▼

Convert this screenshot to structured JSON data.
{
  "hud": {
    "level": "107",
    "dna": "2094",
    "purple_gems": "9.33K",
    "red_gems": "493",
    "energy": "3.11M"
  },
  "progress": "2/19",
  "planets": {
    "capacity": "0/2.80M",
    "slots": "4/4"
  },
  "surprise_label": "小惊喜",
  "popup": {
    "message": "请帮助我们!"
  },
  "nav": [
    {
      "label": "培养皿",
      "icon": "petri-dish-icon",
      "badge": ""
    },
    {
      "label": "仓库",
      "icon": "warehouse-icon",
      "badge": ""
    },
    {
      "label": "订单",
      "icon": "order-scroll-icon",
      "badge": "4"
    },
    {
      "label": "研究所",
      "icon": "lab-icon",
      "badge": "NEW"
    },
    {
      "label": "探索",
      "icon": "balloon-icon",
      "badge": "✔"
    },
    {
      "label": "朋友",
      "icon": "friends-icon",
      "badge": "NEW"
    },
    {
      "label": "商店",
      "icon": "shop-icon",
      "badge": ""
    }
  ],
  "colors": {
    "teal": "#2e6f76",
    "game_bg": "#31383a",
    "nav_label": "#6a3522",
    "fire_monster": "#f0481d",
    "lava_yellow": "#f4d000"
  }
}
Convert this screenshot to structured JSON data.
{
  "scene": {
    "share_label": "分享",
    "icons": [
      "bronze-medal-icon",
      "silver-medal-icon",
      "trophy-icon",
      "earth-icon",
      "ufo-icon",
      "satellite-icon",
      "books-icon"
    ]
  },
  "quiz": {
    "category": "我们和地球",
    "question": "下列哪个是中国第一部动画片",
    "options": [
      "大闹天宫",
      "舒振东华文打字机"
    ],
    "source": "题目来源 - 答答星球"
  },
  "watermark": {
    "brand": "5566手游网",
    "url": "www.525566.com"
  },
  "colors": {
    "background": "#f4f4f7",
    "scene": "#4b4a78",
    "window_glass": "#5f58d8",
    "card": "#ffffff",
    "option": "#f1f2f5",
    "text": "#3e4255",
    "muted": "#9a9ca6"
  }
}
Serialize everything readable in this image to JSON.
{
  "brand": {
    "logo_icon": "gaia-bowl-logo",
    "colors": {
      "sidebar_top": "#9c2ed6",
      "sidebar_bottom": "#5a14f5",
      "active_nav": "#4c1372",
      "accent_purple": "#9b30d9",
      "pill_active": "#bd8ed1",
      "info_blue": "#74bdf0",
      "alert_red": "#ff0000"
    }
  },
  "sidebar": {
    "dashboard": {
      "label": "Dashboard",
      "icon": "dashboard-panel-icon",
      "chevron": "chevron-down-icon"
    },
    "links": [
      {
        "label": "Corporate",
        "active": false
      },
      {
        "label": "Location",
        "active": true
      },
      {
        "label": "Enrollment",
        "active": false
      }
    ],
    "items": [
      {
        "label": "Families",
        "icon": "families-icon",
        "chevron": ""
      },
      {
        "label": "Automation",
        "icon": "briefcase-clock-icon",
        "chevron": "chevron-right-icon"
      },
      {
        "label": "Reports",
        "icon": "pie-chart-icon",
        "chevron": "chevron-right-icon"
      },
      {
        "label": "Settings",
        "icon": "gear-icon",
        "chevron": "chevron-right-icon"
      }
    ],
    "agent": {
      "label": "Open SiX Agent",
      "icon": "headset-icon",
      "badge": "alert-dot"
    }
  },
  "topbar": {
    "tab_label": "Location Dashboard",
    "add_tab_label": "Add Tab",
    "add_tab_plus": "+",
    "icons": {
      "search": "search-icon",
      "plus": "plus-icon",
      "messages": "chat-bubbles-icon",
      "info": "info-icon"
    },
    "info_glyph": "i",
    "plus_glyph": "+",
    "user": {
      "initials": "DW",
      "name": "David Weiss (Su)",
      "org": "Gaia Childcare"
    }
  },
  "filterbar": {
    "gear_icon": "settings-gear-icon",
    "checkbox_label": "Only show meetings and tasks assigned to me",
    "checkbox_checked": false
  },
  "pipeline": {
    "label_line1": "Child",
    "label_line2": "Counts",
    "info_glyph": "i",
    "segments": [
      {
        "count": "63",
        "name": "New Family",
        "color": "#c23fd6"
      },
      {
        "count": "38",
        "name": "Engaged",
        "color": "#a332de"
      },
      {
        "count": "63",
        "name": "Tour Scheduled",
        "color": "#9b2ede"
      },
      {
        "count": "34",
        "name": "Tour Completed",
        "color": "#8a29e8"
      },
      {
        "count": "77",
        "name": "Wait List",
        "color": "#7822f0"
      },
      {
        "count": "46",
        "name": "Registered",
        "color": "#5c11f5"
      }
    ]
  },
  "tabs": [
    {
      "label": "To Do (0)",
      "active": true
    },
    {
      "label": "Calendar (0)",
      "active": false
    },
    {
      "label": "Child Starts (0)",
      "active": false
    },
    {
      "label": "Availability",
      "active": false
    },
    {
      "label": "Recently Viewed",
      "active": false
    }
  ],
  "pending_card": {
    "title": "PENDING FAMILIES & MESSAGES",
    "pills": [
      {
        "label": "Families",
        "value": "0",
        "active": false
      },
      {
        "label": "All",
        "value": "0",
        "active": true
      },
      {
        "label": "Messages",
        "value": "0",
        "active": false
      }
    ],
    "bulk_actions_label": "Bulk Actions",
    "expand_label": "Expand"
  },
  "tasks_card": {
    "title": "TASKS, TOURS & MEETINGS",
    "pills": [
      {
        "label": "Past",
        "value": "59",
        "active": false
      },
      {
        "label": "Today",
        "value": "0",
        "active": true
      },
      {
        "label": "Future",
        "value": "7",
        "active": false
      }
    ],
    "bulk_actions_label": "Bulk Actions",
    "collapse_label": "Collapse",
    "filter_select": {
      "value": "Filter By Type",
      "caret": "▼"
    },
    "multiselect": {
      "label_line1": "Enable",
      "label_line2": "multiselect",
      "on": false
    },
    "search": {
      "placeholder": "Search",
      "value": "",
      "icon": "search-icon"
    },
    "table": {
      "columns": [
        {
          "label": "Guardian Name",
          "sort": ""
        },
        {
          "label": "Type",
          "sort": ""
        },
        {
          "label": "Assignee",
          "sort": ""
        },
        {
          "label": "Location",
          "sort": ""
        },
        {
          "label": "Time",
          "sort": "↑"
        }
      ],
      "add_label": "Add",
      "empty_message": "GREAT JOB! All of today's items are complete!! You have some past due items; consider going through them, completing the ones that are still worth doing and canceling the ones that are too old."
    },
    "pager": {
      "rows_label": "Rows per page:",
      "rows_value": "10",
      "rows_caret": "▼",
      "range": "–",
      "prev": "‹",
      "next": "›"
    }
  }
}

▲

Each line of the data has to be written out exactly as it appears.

Convert this screenshot to structured JSON data.
{
  "hud": {
    "level": "107",
    "dna": "2094",
    "purple_gems": "9.33K",
    "red_gems": "493",
    "energy": "3.11M"
  },
  "progress": "2/19",
  "planets": {
    "capacity": "0/2.80M",
    "slots": "4/4"
  },
  "surprise_label": "小惊喜",
  "popup": {
    "message": "请帮助我们!"
  },
  "nav": [
    {
      "label": "培养皿",
      "icon": "petri-dish-icon",
      "badge": ""
    },
    {
      "label": "仓库",
      "icon": "warehouse-icon",
      "badge": ""
    },
    {
      "label": "订单",
      "icon": "order-scroll-icon",
      "badge": "4"
    },
    {
      "label": "研究所",
      "icon": "lab-icon",
      "badge": "NEW"
    },
    {
      "label": "探索",
      "icon": "balloon-icon",
      "badge": "✔"
    },
    {
      "label": "朋友",
      "icon": "friends-icon",
      "badge": "NEW"
    },
    {
      "label": "商店",
      "icon": "shop-icon",
      "badge": ""
    }
  ],
  "colors": {
    "teal": "#2e6f76",
    "game_bg": "#31383a",
    "nav_label": "#6a3522",
    "fire_monster": "#f0481d",
    "lava_yellow": "#f4d000"
  }
}
Convert this screenshot to structured JSON data.
{
  "scene": {
    "share_label": "分享",
    "icons": [
      "bronze-medal-icon",
      "silver-medal-icon",
      "trophy-icon",
      "earth-icon",
      "ufo-icon",
      "satellite-icon",
      "books-icon"
    ]
  },
  "quiz": {
    "category": "我们和地球",
    "question": "下列哪个是中国第一部动画片",
    "options": [
      "大闹天宫",
      "舒振东华文打字机"
    ],
    "source": "题目来源 - 答答星球"
  },
  "watermark": {
    "brand": "5566手游网",
    "url": "www.525566.com"
  },
  "colors": {
    "background": "#f4f4f7",
    "scene": "#4b4a78",
    "window_glass": "#5f58d8",
    "card": "#ffffff",
    "option": "#f1f2f5",
    "text": "#3e4255",
    "muted": "#9a9ca6"
  }
}
Serialize everything readable in this image to JSON.
{
  "brand": {
    "logo_icon": "gaia-bowl-logo",
    "colors": {
      "sidebar_top": "#9c2ed6",
      "sidebar_bottom": "#5a14f5",
      "active_nav": "#4c1372",
      "accent_purple": "#9b30d9",
      "pill_active": "#bd8ed1",
      "info_blue": "#74bdf0",
      "alert_red": "#ff0000"
    }
  },
  "sidebar": {
    "dashboard": {
      "label": "Dashboard",
      "icon": "dashboard-panel-icon",
      "chevron": "chevron-down-icon"
    },
    "links": [
      {
        "label": "Corporate",
        "active": false
      },
      {
        "label": "Location",
        "active": true
      },
      {
        "label": "Enrollment",
        "active": false
      }
    ],
    "items": [
      {
        "label": "Families",
        "icon": "families-icon",
        "chevron": ""
      },
      {
        "label": "Automation",
        "icon": "briefcase-clock-icon",
        "chevron": "chevron-right-icon"
      },
      {
        "label": "Reports",
        "icon": "pie-chart-icon",
        "chevron": "chevron-right-icon"
      },
      {
        "label": "Settings",
        "icon": "gear-icon",
        "chevron": "chevron-right-icon"
      }
    ],
    "agent": {
      "label": "Open SiX Agent",
      "icon": "headset-icon",
      "badge": "alert-dot"
    }
  },
  "topbar": {
    "tab_label": "Location Dashboard",
    "add_tab_label": "Add Tab",
    "add_tab_plus": "+",
    "icons": {
      "search": "search-icon",
      "plus": "plus-icon",
      "messages": "chat-bubbles-icon",
      "info": "info-icon"
    },
    "info_glyph": "i",
    "plus_glyph": "+",
    "user": {
      "initials": "DW",
      "name": "David Weiss (Su)",
      "org": "Gaia Childcare"
    }
  },
  "filterbar": {
    "gear_icon": "settings-gear-icon",
    "checkbox_label": "Only show meetings and tasks assigned to me",
    "checkbox_checked": false
  },
  "pipeline": {
    "label_line1": "Child",
    "label_line2": "Counts",
    "info_glyph": "i",
    "segments": [
      {
        "count": "63",
        "name": "New Family",
        "color": "#c23fd6"
      },
      {
        "count": "38",
        "name": "Engaged",
        "color": "#a332de"
      },
      {
        "count": "63",
        "name": "Tour Scheduled",
        "color": "#9b2ede"
      },
      {
        "count": "34",
        "name": "Tour Completed",
        "color": "#8a29e8"
      },
      {
        "count": "77",
        "name": "Wait List",
        "color": "#7822f0"
      },
      {
        "count": "46",
        "name": "Registered",
        "color": "#5c11f5"
      }
    ]
  },
  "tabs": [
    {
      "label": "To Do (0)",
      "active": true
    },
    {
      "label": "Calendar (0)",
      "active": false
    },
    {
      "label": "Child Starts (0)",
      "active": false
    },
    {
      "label": "Availability",
      "active": false
    },
    {
      "label": "Recently Viewed",
      "active": false
    }
  ],
  "pending_card": {
    "title": "PENDING FAMILIES & MESSAGES",
    "pills": [
      {
        "label": "Families",
        "value": "0",
        "active": false
      },
      {
        "label": "All",
        "value": "0",
        "active": true
      },
      {
        "label": "Messages",
        "value": "0",
        "active": false
      }
    ],
    "bulk_actions_label": "Bulk Actions",
    "expand_label": "Expand"
  },
  "tasks_card": {
    "title": "TASKS, TOURS & MEETINGS",
    "pills": [
      {
        "label": "Past",
        "value": "59",
        "active": false
      },
      {
        "label": "Today",
        "value": "0",
        "active": true
      },
      {
        "label": "Future",
        "value": "7",
        "active": false
      }
    ],
    "bulk_actions_label": "Bulk Actions",
    "collapse_label": "Collapse",
    "filter_select": {
      "value": "Filter By Type",
      "caret": "▼"
    },
    "multiselect": {
      "label_line1": "Enable",
      "label_line2": "multiselect",
      "on": false
    },
    "search": {
      "placeholder": "Search",
      "value": "",
      "icon": "search-icon"
    },
    "table": {
      "columns": [
        {
          "label": "Guardian Name",
          "sort": ""
        },
        {
          "label": "Type",
          "sort": ""
        },
        {
          "label": "Assignee",
          "sort": ""
        },
        {
          "label": "Location",
          "sort": ""
        },
        {
          "label": "Time",
          "sort": "↑"
        }
      ],
      "add_label": "Add",
      "empty_message": "GREAT JOB! All of today's items are complete!! You have some past due items; consider going through them, completing the ones that are still worth doing and canceling the ones that are too old."
    },
    "pager": {
      "rows_label": "Rows per page:",
      "rows_value": "10",
      "rows_caret": "▼",
      "range": "–",
      "prev": "‹",
      "next": "›"
    }
  }
}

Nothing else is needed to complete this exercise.